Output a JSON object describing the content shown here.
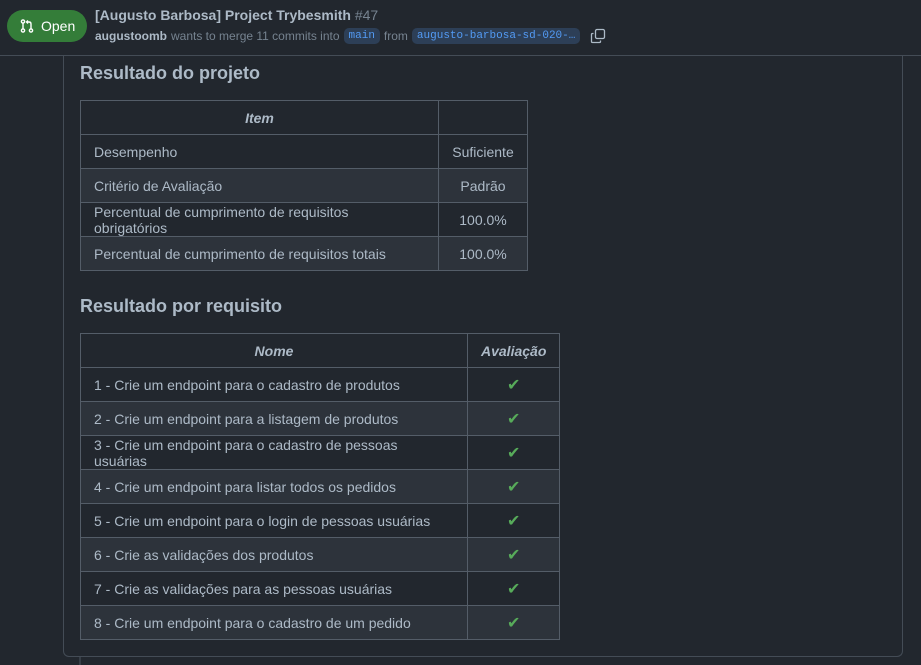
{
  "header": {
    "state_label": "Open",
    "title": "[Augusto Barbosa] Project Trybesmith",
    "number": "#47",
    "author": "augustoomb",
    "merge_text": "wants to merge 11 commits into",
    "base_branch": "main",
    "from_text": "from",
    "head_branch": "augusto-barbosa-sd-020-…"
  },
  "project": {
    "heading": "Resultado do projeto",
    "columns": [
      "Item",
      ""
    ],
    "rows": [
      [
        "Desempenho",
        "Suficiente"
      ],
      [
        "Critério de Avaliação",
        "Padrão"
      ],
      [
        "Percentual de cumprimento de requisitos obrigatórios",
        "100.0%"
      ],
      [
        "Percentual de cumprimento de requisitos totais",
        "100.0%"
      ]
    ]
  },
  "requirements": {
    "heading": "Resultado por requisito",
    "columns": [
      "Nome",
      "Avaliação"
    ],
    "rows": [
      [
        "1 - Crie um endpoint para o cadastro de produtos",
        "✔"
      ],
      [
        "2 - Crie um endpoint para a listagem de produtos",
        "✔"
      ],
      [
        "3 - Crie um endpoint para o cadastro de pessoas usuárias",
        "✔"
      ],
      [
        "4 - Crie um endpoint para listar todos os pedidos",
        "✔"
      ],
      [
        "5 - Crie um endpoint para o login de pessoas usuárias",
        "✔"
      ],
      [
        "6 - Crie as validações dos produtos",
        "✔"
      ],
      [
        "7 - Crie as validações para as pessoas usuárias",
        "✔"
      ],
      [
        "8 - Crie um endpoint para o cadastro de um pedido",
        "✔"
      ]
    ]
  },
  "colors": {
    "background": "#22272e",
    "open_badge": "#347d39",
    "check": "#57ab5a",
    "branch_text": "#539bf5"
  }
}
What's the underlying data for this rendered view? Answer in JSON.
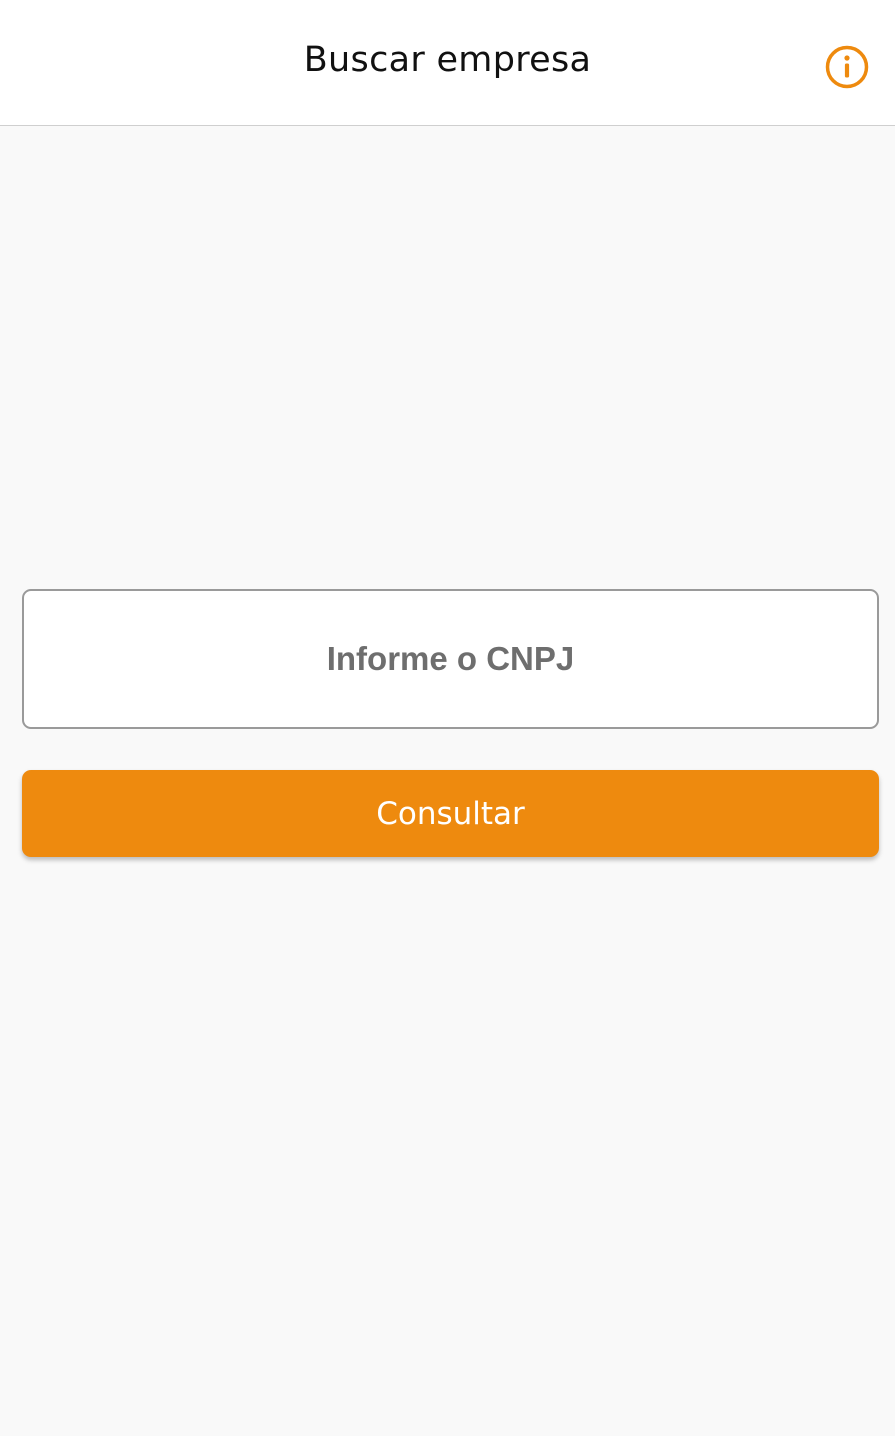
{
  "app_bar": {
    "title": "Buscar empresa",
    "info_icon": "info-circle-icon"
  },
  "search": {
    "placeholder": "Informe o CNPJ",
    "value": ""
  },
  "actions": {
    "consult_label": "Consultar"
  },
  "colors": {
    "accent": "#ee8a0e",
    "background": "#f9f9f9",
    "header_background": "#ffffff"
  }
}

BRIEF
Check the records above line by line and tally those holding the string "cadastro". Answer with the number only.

TASK SOLUTION
3